A few telltale signs of an untrustworthy agency include infrequent correspondence, incomplete communications and a tendency to point out possible problems but not offer solutions. Some of these issues may not be immediately apparent, so startups need to protect themselves from the beginning. Include an earn-out in the contract -- don’t hand over equity until the marketing firm has shown some results.
2. Wants placed ahead of needs. We once worked with a startup that wasn’t ready to engage with us. Its product wasn’t finished, and we were earning equity without any way to begin marketing. Instead of wasting the startup’s money and time, we chose to end the relationship.
Getting carried away is easy to do, but don’t think about marketing until the product is ready to go. Forty-two percent of startups that fail do so because there’s no market need for their product. The ducks all need to be lined up with a product in place before a partner is brought on, or everybody loses.

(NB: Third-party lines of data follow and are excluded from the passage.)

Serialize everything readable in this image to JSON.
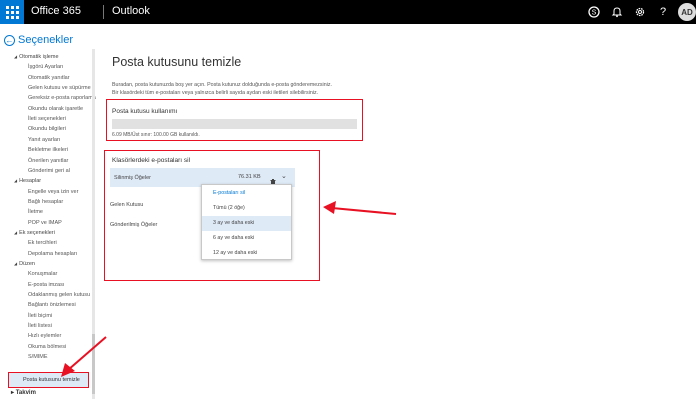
{
  "topbar": {
    "brand": "Office 365",
    "app": "Outlook",
    "avatar": "AD",
    "help": "?"
  },
  "sidebar": {
    "title": "Seçenekler",
    "items": [
      {
        "label": "Otomatik işleme",
        "kind": "group"
      },
      {
        "label": "İşgörü Ayarları",
        "kind": "sub"
      },
      {
        "label": "Otomatik yanıtlar",
        "kind": "sub"
      },
      {
        "label": "Gelen kutusu ve süpürme",
        "kind": "sub"
      },
      {
        "label": "Gereksiz e-posta raporlama",
        "kind": "sub"
      },
      {
        "label": "Okundu olarak işaretle",
        "kind": "sub"
      },
      {
        "label": "İleti seçenekleri",
        "kind": "sub"
      },
      {
        "label": "Okundu bilgileri",
        "kind": "sub"
      },
      {
        "label": "Yanıt ayarları",
        "kind": "sub"
      },
      {
        "label": "Bekletme ilkeleri",
        "kind": "sub"
      },
      {
        "label": "Önerilen yanıtlar",
        "kind": "sub"
      },
      {
        "label": "Gönderimi geri al",
        "kind": "sub"
      },
      {
        "label": "Hesaplar",
        "kind": "group"
      },
      {
        "label": "Engelle veya izin ver",
        "kind": "sub"
      },
      {
        "label": "Bağlı hesaplar",
        "kind": "sub"
      },
      {
        "label": "İletme",
        "kind": "sub"
      },
      {
        "label": "POP ve IMAP",
        "kind": "sub"
      },
      {
        "label": "Ek seçenekleri",
        "kind": "group"
      },
      {
        "label": "Ek tercihleri",
        "kind": "sub"
      },
      {
        "label": "Depolama hesapları",
        "kind": "sub"
      },
      {
        "label": "Düzen",
        "kind": "group"
      },
      {
        "label": "Konuşmalar",
        "kind": "sub"
      },
      {
        "label": "E-posta imzası",
        "kind": "sub"
      },
      {
        "label": "Odaklanmış gelen kutusu",
        "kind": "sub"
      },
      {
        "label": "Bağlantı önizlemesi",
        "kind": "sub"
      },
      {
        "label": "İleti biçimi",
        "kind": "sub"
      },
      {
        "label": "İleti listesi",
        "kind": "sub"
      },
      {
        "label": "Hızlı eylemler",
        "kind": "sub"
      },
      {
        "label": "Okuma bölmesi",
        "kind": "sub"
      },
      {
        "label": "S/MIME",
        "kind": "sub"
      }
    ],
    "selected": "Posta kutusunu temizle",
    "calendar": "Takvim"
  },
  "main": {
    "title": "Posta kutusunu temizle",
    "description_1": "Buradan, posta kutunuzda boş yer açın. Posta kutunuz dolduğunda e-posta gönderemezsiniz.",
    "description_2": "Bir klasördeki tüm e-postaları veya yalnızca belirli sayıda aydan eski iletileri silebilirsiniz.",
    "usage": {
      "title": "Posta kutusu kullanımı",
      "text": "6.09 MB/Üst sınır: 100.00 GB kullanıldı.",
      "used_fraction": 0.0001
    },
    "folders_title": "Klasörlerdeki e-postaları sil",
    "folders": [
      {
        "name": "Silinmiş Öğeler",
        "size": "76.31 KB"
      },
      {
        "name": "Gelen Kutusu"
      },
      {
        "name": "Gönderilmiş Öğeler"
      }
    ],
    "dropdown": [
      "E-postaları sil",
      "Tümü (2 öğe)",
      "3 ay ve daha eski",
      "6 ay ve daha eski",
      "12 ay ve daha eski"
    ]
  },
  "colors": {
    "accent": "#0078d4",
    "highlight": "#e81123",
    "selected_bg": "#dfeaf7"
  }
}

3. Cultural discord exists. Startups shouldn’t offer equity to marketing firms that don’t fit their culture. How can there be understanding if two business models don’t share common values?
When my own company partnered with Sweat Tailor, we did so because the startup’s objective of creating the perfect pant and the perfect clothing “experience” aligned with our own goal of filling a real need in the marketplace. The company had no money to pay us, so taking on the work as a partner in exchange for equity was a perfect solution.
Don’t throw around equity like Monopoly money. Month-to-month contracts offer a great alternative to marketing initiatives that demand deeper pockets, and they allow startups to evaluate potential partners.
Do your homework on potential partners: Study their company websites, talk to other clients and find out about their core values. Remember that playing nice doesn’t always mean sharing. If they don’t fit, don’t partner.